___ DATA
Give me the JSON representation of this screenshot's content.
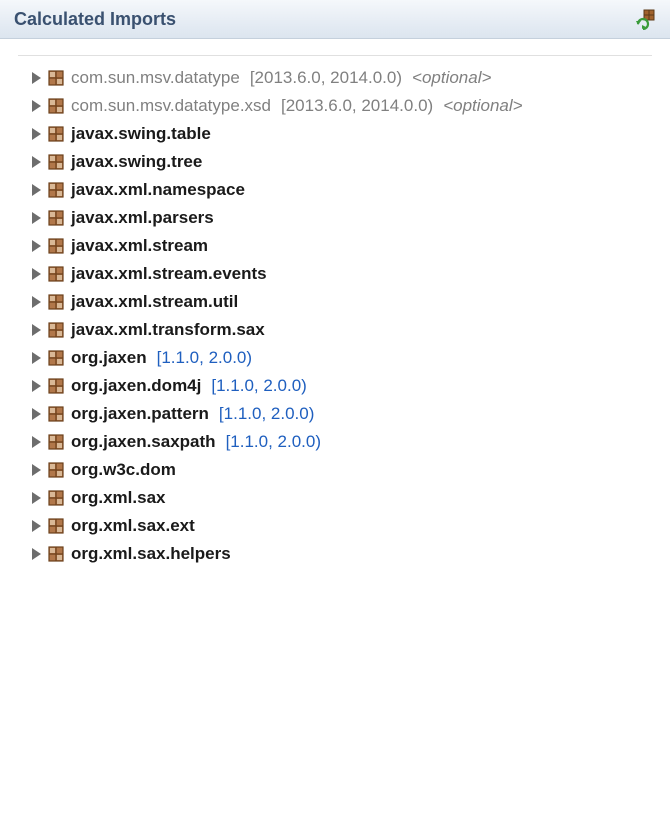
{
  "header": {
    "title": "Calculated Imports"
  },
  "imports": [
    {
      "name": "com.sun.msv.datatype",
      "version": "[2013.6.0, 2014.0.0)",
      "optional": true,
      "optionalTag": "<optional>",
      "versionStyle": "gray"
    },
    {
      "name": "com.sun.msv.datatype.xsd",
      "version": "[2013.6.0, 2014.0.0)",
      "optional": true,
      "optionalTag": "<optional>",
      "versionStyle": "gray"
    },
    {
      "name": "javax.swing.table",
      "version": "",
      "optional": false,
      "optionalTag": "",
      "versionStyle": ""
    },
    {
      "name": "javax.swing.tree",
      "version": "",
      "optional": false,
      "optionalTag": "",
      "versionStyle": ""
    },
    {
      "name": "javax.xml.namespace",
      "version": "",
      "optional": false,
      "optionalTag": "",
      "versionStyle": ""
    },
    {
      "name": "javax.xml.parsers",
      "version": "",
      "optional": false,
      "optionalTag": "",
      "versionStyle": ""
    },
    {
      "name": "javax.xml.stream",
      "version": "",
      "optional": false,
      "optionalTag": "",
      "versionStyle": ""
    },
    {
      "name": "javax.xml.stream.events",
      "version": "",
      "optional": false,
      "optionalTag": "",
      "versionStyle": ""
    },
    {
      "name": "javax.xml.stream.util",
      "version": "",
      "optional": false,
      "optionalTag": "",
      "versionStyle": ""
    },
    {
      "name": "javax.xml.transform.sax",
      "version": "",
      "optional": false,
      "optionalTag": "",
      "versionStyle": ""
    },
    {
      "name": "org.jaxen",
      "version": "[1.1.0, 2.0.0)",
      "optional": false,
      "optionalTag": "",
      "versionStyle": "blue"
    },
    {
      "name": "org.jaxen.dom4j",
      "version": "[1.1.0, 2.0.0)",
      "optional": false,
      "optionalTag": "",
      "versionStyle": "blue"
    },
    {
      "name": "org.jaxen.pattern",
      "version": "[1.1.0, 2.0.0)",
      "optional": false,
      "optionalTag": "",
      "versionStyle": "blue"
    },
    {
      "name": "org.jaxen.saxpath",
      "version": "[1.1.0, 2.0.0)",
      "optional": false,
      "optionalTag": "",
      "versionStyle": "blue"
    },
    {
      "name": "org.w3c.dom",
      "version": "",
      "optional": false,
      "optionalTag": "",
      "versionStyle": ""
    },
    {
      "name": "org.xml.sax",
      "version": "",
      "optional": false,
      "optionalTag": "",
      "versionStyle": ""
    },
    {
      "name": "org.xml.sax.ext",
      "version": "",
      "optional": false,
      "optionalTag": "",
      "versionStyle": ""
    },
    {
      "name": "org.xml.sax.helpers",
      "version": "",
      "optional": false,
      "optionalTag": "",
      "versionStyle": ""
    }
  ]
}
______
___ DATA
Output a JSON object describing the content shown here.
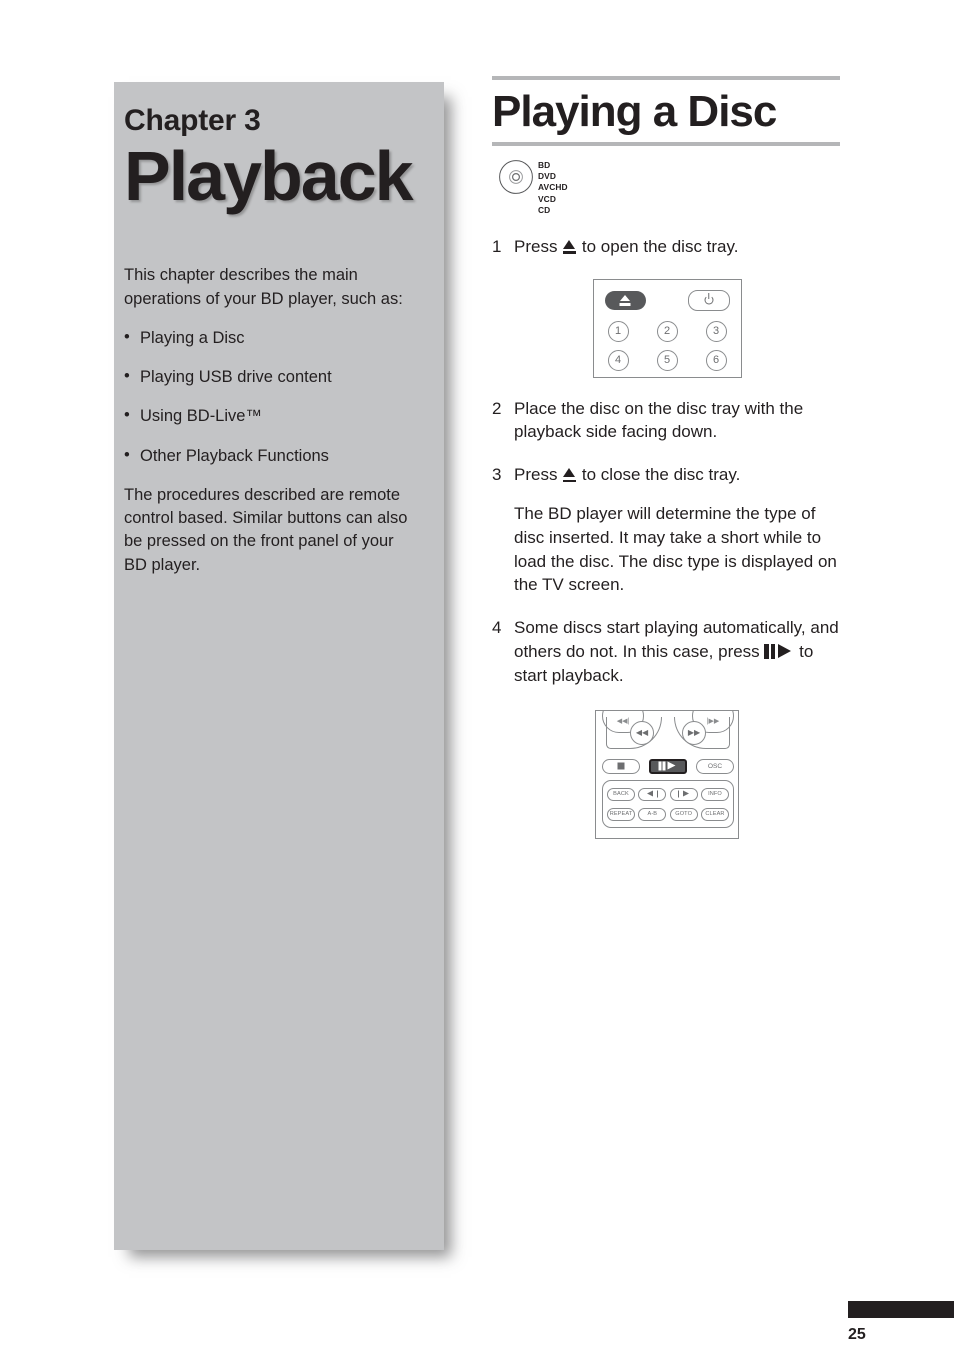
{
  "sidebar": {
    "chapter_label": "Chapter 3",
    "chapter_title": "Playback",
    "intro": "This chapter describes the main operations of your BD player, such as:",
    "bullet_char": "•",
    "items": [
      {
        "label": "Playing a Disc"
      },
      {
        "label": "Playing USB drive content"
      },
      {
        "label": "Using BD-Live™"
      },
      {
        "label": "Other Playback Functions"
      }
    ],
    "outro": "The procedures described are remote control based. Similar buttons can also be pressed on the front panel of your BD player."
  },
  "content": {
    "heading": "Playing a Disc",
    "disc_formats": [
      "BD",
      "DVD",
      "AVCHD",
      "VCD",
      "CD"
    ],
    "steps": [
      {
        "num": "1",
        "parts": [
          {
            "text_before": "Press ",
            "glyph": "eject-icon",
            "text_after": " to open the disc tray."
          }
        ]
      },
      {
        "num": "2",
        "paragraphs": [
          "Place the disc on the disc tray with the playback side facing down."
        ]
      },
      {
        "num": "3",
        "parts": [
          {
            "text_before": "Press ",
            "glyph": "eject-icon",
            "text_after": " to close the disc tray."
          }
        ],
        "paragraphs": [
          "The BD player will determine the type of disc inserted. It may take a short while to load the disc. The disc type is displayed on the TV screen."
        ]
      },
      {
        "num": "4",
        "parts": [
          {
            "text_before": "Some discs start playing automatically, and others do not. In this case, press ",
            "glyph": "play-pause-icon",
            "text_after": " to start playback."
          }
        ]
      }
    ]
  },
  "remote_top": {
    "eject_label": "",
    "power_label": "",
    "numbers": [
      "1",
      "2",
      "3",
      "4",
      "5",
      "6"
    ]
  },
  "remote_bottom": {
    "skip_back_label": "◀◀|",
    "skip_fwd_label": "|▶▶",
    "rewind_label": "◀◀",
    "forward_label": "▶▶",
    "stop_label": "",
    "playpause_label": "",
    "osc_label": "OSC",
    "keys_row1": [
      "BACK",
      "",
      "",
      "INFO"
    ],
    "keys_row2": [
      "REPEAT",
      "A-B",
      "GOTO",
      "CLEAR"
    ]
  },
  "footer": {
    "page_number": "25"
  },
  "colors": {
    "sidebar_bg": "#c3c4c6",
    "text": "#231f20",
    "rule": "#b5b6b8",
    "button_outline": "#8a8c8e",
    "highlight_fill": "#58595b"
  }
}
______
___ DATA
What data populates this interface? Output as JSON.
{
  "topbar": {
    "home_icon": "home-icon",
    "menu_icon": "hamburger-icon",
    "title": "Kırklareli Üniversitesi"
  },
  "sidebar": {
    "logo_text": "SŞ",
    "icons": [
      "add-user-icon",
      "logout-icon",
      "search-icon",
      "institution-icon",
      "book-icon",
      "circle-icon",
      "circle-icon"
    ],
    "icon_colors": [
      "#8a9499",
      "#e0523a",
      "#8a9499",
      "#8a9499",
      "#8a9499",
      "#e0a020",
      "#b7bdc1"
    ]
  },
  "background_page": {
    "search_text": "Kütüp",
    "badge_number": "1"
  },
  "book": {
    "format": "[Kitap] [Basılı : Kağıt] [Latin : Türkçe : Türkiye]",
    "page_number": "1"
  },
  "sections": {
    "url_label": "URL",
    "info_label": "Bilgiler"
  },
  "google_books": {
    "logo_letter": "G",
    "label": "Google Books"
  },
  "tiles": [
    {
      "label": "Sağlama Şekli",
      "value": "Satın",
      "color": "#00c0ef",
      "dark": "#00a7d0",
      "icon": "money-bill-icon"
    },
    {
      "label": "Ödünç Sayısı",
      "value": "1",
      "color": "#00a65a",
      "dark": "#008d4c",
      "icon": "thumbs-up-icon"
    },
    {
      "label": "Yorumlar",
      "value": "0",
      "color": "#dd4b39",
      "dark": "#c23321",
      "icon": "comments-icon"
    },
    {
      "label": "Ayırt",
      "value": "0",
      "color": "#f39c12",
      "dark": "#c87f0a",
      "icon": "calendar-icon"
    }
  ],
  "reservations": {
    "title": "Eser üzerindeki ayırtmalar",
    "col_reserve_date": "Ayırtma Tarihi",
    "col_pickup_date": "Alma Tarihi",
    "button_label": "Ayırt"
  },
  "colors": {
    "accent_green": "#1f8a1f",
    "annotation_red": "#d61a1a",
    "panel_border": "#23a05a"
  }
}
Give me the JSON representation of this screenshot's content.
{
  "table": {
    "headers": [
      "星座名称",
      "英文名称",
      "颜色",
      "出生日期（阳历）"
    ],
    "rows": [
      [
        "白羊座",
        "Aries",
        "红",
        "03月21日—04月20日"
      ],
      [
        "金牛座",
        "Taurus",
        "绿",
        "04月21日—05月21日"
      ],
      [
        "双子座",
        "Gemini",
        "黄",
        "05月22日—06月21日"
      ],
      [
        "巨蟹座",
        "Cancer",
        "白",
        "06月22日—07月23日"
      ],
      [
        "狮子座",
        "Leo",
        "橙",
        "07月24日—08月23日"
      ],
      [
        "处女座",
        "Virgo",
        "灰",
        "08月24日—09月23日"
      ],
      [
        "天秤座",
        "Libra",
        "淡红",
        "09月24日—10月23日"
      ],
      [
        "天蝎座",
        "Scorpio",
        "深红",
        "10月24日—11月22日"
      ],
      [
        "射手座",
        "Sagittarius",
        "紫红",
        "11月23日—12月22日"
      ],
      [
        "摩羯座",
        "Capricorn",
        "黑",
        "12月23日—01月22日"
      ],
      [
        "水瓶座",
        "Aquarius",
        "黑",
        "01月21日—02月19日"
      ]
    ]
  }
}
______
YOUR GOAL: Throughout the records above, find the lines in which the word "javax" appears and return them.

RESULT:
      "name": "javax.swing.table",
      "name": "javax.swing.tree",
      "name": "javax.xml.namespace",
      "name": "javax.xml.parsers",
      "name": "javax.xml.stream",
      "name": "javax.xml.stream.events",
      "name": "javax.xml.stream.util",
      "name": "javax.xml.transform.sax",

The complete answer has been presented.